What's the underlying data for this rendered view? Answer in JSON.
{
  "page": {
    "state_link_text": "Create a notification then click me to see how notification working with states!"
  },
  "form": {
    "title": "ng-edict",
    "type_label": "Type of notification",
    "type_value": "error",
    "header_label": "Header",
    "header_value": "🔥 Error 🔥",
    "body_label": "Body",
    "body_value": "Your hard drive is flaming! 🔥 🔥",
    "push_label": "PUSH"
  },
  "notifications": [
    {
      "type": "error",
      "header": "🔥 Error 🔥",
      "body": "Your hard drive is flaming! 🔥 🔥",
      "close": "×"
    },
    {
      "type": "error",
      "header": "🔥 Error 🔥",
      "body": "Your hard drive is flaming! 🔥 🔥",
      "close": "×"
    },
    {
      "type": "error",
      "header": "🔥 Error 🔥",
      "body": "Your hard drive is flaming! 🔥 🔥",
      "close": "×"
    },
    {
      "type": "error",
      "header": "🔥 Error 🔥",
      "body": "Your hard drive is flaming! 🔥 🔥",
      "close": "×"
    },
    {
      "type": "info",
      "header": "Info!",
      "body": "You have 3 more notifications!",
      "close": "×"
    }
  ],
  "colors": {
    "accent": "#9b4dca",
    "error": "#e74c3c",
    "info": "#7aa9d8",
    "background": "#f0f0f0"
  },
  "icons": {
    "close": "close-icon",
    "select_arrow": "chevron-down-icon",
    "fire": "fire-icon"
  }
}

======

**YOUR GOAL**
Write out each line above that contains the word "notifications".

**RESULT OF THE TASK**
  "notifications": [
      "body": "You have 3 more notifications!",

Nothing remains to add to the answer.